It’s the shift that has upended many aspects of the online ads ecosystem.
Apple’s ATT update, which prompts users to opt-in to individual app tracking on iOS devices, has lead to some major headaches for Meta, with the company repeatedly warning in its quarterly earnings calls that the change will continue to cause significant ‘headwinds’ in its ongoing growth outlook.
At the same time, Meta’s working to lessen those impacts as best it can, and this week Meta has outlined how its latest efforts have reduced the underreporting of iOS web conversions from 15% in September last year, down to approximately 8% today.
Which is still a significant discrepancy, but Meta says that the losses are being offset, to at least some degree, because advertisers are heeding its advice in implementing various measures to reduce the impacts.
And now, Meta has published some new recommendations to help advertisers maintain their data flows, and improve the performance of their campaigns.
First off, Meta says that advertisers should integrate with the Conversions API, which will provide more insight into consumer pathways.

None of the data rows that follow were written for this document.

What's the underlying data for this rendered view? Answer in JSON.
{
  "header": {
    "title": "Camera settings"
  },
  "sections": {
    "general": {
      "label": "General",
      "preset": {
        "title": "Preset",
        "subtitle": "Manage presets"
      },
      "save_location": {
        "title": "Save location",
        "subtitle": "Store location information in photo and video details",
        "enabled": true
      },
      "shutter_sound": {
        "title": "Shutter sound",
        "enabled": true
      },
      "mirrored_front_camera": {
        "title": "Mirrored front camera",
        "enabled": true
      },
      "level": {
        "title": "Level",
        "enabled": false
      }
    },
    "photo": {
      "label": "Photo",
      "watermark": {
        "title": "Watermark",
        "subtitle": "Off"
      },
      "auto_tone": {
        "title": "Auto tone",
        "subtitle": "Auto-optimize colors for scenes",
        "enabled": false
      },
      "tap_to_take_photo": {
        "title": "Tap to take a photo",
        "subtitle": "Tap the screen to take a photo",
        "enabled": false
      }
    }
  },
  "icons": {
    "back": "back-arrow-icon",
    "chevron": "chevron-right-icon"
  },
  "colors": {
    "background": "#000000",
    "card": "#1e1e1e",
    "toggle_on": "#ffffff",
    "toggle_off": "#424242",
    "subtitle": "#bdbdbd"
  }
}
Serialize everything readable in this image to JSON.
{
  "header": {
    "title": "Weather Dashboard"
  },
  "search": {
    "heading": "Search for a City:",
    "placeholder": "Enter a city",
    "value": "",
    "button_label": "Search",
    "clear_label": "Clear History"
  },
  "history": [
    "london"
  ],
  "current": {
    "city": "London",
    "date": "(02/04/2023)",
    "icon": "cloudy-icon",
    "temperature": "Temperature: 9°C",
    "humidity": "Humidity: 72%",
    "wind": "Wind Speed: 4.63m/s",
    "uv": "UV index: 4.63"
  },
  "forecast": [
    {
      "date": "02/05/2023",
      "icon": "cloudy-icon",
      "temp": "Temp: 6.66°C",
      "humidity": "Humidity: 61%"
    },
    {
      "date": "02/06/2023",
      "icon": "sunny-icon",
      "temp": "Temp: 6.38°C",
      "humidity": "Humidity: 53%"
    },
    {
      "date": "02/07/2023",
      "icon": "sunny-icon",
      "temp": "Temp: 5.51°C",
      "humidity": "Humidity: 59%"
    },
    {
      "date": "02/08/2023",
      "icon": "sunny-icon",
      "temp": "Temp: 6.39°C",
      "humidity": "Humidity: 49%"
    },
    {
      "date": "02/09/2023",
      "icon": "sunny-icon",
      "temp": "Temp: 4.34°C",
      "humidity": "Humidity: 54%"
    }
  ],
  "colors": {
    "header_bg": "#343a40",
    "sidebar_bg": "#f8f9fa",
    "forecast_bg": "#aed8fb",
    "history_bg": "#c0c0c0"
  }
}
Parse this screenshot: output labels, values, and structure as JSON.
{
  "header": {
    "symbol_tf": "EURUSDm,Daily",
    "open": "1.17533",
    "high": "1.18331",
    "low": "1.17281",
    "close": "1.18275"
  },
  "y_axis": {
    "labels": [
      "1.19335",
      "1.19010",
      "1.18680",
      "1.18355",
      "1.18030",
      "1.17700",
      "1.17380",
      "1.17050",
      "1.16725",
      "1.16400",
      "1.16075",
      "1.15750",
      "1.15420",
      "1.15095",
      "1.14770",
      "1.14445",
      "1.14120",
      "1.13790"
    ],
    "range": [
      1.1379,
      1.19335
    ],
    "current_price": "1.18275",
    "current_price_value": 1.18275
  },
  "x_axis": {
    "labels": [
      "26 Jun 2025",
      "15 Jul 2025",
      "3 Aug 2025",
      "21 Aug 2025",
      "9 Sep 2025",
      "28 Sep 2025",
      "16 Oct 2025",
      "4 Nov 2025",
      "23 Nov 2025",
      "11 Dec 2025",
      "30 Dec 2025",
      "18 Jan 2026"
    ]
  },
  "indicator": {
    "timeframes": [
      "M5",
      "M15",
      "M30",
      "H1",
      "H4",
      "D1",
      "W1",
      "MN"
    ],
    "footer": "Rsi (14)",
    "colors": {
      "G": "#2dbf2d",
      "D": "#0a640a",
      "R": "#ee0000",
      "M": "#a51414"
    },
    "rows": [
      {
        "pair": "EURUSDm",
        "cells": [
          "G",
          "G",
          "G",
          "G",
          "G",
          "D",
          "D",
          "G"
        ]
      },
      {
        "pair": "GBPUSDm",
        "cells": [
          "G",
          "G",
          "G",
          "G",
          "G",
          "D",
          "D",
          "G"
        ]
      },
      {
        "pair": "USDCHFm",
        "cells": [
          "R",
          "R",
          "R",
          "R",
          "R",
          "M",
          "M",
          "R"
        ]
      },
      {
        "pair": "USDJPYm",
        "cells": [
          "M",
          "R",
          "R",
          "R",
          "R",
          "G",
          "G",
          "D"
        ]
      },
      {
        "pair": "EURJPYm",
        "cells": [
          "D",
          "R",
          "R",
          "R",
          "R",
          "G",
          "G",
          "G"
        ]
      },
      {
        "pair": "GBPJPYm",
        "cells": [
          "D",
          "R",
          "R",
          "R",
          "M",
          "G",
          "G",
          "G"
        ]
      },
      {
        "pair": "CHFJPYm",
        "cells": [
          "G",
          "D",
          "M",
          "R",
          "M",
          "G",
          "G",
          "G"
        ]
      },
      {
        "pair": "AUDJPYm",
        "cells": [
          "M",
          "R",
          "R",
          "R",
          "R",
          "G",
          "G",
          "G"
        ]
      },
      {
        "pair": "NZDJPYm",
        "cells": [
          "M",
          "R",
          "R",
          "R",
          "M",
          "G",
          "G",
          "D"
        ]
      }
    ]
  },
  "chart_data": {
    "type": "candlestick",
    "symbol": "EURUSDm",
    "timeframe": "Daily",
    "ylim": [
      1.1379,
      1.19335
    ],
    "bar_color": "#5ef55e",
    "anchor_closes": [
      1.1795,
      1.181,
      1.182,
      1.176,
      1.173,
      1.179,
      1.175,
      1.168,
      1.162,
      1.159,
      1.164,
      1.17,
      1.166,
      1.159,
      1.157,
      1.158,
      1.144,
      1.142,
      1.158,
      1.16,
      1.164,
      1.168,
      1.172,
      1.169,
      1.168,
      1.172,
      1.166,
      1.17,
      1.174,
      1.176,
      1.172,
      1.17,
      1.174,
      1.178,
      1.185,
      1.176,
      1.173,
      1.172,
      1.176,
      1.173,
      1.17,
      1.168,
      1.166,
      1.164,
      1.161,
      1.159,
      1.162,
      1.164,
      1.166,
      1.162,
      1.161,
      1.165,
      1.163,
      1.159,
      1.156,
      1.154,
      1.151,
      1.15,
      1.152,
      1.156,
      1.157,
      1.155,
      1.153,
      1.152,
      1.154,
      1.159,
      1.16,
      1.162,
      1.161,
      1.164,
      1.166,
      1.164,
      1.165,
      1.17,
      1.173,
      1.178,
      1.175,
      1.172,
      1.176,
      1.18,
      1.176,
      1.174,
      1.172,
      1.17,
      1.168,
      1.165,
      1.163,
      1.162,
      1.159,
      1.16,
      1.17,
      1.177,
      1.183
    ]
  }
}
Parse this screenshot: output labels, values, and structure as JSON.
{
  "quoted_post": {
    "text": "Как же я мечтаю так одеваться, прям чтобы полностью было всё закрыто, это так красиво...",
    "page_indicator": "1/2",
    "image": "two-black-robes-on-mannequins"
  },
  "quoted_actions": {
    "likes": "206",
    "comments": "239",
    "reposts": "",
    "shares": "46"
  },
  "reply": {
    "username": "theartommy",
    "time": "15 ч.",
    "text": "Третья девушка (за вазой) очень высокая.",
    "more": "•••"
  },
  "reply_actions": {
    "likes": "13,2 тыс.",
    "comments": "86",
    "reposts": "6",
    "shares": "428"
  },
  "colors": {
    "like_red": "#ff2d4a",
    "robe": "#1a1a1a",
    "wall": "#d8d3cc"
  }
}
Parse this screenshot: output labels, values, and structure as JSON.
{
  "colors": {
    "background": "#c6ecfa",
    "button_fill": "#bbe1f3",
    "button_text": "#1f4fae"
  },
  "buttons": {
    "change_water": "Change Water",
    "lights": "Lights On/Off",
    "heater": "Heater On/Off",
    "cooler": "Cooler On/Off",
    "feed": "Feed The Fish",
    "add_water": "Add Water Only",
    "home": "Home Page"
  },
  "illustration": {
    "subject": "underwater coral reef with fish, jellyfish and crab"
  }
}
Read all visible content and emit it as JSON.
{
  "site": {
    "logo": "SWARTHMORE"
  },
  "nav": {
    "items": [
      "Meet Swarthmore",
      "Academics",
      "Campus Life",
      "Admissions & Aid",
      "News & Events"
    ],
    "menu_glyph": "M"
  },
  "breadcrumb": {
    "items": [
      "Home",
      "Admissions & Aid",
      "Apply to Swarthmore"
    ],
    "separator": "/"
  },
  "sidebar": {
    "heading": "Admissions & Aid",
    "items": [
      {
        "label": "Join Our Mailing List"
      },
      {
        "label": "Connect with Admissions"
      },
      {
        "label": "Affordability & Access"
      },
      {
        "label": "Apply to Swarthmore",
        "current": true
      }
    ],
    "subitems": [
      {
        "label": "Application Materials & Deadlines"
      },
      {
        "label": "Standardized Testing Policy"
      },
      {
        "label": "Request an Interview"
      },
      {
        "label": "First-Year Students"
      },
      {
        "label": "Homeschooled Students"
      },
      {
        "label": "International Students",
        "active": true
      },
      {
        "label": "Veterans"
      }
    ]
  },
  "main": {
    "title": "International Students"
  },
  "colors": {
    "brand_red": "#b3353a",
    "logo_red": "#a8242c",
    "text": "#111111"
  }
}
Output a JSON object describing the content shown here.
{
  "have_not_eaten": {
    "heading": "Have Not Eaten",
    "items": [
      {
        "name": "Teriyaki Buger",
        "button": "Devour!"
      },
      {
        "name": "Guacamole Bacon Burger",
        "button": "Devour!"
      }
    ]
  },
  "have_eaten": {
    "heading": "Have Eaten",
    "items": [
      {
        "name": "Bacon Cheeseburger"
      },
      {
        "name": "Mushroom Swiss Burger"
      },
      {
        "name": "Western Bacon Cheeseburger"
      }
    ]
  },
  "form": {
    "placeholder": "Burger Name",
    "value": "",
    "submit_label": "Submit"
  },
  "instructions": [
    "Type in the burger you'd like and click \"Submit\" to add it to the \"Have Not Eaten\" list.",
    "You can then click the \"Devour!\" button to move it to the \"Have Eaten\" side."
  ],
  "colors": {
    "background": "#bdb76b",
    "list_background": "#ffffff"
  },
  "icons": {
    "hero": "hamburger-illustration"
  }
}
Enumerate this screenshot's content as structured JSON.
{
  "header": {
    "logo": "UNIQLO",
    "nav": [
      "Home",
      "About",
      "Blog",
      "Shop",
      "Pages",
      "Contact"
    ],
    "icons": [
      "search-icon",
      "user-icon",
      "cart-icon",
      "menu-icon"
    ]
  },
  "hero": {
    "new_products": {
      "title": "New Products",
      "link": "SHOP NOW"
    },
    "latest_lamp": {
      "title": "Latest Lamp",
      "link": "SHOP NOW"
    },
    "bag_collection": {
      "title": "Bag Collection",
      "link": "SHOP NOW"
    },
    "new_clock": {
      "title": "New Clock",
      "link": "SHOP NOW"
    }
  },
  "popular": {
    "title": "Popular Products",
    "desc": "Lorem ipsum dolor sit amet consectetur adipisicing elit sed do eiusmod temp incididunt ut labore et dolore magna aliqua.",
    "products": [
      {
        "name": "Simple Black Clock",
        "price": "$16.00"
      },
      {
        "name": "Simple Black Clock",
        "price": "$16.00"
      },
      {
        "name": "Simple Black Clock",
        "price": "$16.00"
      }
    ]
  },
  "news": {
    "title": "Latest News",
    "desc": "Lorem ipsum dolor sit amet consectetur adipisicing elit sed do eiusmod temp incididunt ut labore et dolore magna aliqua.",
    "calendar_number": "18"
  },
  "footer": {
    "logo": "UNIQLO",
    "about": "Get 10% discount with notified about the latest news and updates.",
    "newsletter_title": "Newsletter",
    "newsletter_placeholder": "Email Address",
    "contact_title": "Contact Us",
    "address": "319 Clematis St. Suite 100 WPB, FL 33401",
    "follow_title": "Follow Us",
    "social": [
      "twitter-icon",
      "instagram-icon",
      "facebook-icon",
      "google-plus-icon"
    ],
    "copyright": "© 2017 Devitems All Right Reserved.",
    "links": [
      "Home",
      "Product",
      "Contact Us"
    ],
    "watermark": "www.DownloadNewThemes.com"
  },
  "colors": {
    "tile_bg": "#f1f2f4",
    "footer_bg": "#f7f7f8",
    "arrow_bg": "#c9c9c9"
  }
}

As per Meta:
“Advertisers sending their events through the Conversions API can better measure ad performance and attribution across their customer's full journey, from discovery to conversion, while offering the same privacy protections we've put in place across our other Business Tools.”
Meta also recommends that advertisers verify all of their domains, especially for brands looking to track performance across multiple websites, while it also says that businesses should ensure that their conversion events are aligned with their campaign priorities.
“Be sure to check the order of your 8 events in Events Manager to ensure your most valuable goals are ranked first. For example, if purchases are your top priority, make sure purchases are in the number one spot.”
Meta also recommends that brands allow some time before analyzing campaign performance, due to delayed data and modeled reporting (Meta recommends giving conversion-optimized campaigns at least 72 hours), while for App Conversion campaigns, it also recommends that brands use a 24-hour conversion window to help its ad systems optimize “for the fastest and most predictable feedback cycles”.
Meta also says that its machine learning ad recommendation and audience tools are improving, which can help to limit the impacts.
“For example, our internal lift studies showed that Detailed Targeting Expansion, which uses an advertiser's targeting preferences, such as interests, as a guideline to find additional audiences, had a 37% lower median cost per incremental conversion than when not used.”
Meta also suggests showing your ads across 6 or more Placements – “like on Facebook Marketplace or in Instagram Stories”, which can give its system more flexibility to control costs and generate better results.
Really, there’s no Band-Aid solution – the only way to mitigate the data losses will be through a combination of measures, with each diluting the impact a little more, but none will provide a full replacement of iOS insights.
The ATT update has impacted Facebook and Instagram ads in two ways – first, the accuracy of Meta’s ad targeting system has inevitably decreased due to more people opting out. Less accessible data makes it harder to determine audience interests, which, in turn, increases the cost of driving outcomes. The other impact is in measurement – with more people opting out, that essentially blinds Meta from determining campaign outcomes for those users.
Of course, this largely comes down to how many people actually choose to opt out of in-app tracking, and according to industry estimates, up to 62% of iPhone users are indeed choosing to not let Meta track their usage.
It doesn’t help that Meta already has such a poor record on data privacy, and how it uses the insights it can glean, nor does the fact that Meta’s apps suck in as much data as possible, and those broader concerns, which have long helped Meta to construct more intricate, accurate targeting, are now hurting it in the same way, given users have the option.
Which is why it’s working to mitigate any potential losses or damage to its ad business as a result - though again, as Meta has repeatedly warned, there will be major impacts moving forward. The company recently said that it will likely lose around $10 billion in ad revenue this year alone due to Apple’s ATT prompts.
If you were wondering why Meta is so mad at Apple for the update, that’s a fair indicator, but with the broader push towards more user privacy and data control, it doesn’t seem like Apple will be changing course, and if anything, such impacts will only worsen over time, with Google also exploring similar initiatives.
Best, then, to get familiar with these mitigation tools and tips, which could help to maximize your campaign performance in the face of these challenges.
You can read more about Meta’s latest recommendations and options here.